the CofE leader in the House of Lords, Bishop of Leicester the Right
Reverend Tim Stevens, has previously warned that the 26 bishops in the
Upper House would vote against reforms.
Stevens said: ‘If the heir to the throne is brought up as a Catholic,
and therefore, under the present disciplines of the Roman Catholic
Church, is not able to be in communion with the Church of England, it
effectively renders a Catholic heir incapable of being the Supreme
Governor of the Church, so clearly that’s a more complicated issue than
it appears at first sight.’
He added that any threat to the established status of the Church of England was something bishops ‘would have to resist’.
The Church of England’s most important protestant faction, the Reform evangelical group, also indicated its unease yesterday.
chairman, Plymouth vicar the Reverend Rod Thomas, said: ‘I would see a
problem if a child was brought up in the Roman Catholic Church. That
would threaten to unpick the constitution and unravel the whole basis on
which our constitution has been built.’
The removal of the precedence of boys
over girls in line to the throne threatens arguments and upheaval in
other families where titles and inheritance are handed down by ancient
reforms would throw a question over the inheritance rights of the
Prince of Wales’ own Duchy of Cornwall, which is currently the automatic
property of a male heir to the throne.
A new law must therefore affect the Duchy of Cornwall and introduce equal rights for girls into its practices.
But that leaves the question of whether more than 20 other dukedoms may also be compelled to follow the new system.
removal of the primogeniture law from the Royal succession leaves
titled families exposed to legal challenge if they persist with the
tradition of male inheritance.
which do not opt to follow the new rules for the Royals could see their
inheritance arrangements tested in the courts, with frustrated
daughters and their descendants looking to win a greater share.
number of the most prominent aristocratic families may be involved in
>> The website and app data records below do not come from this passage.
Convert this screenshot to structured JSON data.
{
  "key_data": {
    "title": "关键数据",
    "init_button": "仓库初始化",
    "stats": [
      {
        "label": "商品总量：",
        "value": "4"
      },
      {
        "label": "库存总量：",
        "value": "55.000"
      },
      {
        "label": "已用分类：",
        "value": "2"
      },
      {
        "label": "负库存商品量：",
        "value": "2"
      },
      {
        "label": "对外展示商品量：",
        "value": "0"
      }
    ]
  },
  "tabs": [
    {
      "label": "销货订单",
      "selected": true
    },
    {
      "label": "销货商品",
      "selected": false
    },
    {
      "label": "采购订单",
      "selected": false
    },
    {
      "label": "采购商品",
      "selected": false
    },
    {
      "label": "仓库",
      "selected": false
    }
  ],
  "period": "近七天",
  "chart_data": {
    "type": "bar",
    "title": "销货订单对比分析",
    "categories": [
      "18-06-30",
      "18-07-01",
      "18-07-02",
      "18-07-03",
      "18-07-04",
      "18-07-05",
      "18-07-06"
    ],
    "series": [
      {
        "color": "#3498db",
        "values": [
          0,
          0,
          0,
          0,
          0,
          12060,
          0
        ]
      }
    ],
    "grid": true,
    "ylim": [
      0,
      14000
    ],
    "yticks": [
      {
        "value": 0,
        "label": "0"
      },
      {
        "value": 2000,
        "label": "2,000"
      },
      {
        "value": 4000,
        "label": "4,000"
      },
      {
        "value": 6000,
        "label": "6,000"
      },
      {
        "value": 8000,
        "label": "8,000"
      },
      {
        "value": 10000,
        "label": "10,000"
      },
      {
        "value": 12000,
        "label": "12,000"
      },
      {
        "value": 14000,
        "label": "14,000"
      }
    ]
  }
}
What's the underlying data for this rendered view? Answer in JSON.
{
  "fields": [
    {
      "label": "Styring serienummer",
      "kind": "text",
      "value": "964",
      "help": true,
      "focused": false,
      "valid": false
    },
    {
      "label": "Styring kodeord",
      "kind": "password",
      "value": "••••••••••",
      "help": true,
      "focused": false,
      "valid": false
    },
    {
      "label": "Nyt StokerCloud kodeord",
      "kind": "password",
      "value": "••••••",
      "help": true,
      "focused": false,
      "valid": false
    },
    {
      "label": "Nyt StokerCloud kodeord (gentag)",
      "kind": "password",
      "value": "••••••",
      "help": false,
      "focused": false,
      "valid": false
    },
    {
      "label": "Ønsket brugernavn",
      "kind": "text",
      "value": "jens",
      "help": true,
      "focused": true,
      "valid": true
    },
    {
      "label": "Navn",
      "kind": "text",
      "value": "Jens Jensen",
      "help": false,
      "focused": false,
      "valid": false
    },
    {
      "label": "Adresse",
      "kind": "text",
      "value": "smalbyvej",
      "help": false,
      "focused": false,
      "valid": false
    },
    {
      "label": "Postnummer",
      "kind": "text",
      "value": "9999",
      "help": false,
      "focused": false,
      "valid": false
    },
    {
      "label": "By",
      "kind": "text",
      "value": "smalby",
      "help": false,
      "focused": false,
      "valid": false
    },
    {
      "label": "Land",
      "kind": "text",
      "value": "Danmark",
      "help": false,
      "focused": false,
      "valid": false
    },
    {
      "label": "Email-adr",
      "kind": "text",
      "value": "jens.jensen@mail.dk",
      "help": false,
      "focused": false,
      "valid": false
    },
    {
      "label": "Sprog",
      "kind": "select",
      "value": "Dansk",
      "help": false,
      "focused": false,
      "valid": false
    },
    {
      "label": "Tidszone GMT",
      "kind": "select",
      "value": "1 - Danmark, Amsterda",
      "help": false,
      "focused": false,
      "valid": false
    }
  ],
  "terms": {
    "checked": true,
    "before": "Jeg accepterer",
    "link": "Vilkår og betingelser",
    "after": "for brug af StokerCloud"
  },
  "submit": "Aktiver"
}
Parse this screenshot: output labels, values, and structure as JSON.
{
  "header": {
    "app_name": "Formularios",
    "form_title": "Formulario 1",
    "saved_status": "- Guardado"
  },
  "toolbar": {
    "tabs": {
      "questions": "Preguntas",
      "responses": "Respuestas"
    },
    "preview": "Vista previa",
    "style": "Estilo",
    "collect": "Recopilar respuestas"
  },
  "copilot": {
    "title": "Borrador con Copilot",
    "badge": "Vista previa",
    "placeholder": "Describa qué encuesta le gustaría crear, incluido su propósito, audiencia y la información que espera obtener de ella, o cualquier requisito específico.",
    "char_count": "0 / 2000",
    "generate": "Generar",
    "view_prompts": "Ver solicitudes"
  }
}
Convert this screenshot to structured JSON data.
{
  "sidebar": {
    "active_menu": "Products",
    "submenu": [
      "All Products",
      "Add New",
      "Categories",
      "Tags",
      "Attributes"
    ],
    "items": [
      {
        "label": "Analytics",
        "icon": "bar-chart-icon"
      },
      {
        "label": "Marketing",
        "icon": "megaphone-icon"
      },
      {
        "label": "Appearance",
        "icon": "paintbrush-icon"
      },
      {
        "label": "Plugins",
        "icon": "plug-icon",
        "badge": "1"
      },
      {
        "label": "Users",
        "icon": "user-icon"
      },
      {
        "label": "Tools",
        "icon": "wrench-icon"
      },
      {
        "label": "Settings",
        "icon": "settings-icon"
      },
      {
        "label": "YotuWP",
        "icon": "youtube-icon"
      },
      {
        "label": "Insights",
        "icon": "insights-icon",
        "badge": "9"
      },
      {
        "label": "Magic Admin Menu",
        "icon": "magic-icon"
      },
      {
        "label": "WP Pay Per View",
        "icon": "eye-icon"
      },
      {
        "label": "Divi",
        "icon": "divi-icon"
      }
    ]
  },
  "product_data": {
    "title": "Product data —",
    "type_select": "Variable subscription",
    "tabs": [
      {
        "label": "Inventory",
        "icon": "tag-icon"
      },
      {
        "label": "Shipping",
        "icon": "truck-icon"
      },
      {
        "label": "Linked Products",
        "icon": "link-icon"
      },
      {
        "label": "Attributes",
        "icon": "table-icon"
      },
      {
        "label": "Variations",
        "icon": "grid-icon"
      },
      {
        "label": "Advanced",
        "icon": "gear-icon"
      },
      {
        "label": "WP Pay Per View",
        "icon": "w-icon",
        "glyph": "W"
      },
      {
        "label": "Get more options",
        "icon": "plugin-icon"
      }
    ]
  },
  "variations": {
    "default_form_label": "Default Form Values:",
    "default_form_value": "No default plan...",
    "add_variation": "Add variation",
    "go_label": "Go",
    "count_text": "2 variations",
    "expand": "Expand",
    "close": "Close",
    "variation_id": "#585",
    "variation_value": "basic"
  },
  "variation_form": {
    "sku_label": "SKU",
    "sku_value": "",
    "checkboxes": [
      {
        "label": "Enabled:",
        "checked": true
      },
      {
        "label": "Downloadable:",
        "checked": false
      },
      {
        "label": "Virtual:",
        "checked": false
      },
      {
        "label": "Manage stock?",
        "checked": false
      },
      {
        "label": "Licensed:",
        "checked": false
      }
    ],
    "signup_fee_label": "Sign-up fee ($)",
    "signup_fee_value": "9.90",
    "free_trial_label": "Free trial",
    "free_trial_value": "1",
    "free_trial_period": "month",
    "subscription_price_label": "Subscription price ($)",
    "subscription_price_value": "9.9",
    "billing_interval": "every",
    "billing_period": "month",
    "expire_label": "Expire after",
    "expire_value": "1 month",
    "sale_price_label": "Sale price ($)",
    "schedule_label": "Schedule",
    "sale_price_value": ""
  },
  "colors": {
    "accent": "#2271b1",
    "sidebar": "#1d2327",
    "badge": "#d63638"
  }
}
Among those affected may be the Duke of Buccleuch, whose
fortune is reckoned at £200million.
The eldest child of Richard Scott, the 10th Duke, is a girl, 20-year-old Lady Louisa.
Manners, 11th Duke of Rutland and owner of Belvoir Castle in
Leicestershire, has three daughters older than the male heir to the
Grosvenor, eldest daughter of the Duke of Westminster, the country’s
wealthiest aristocrat, is married to Prince William’s friend Edward van
She and her sister are both older than the male heir to the dukedom.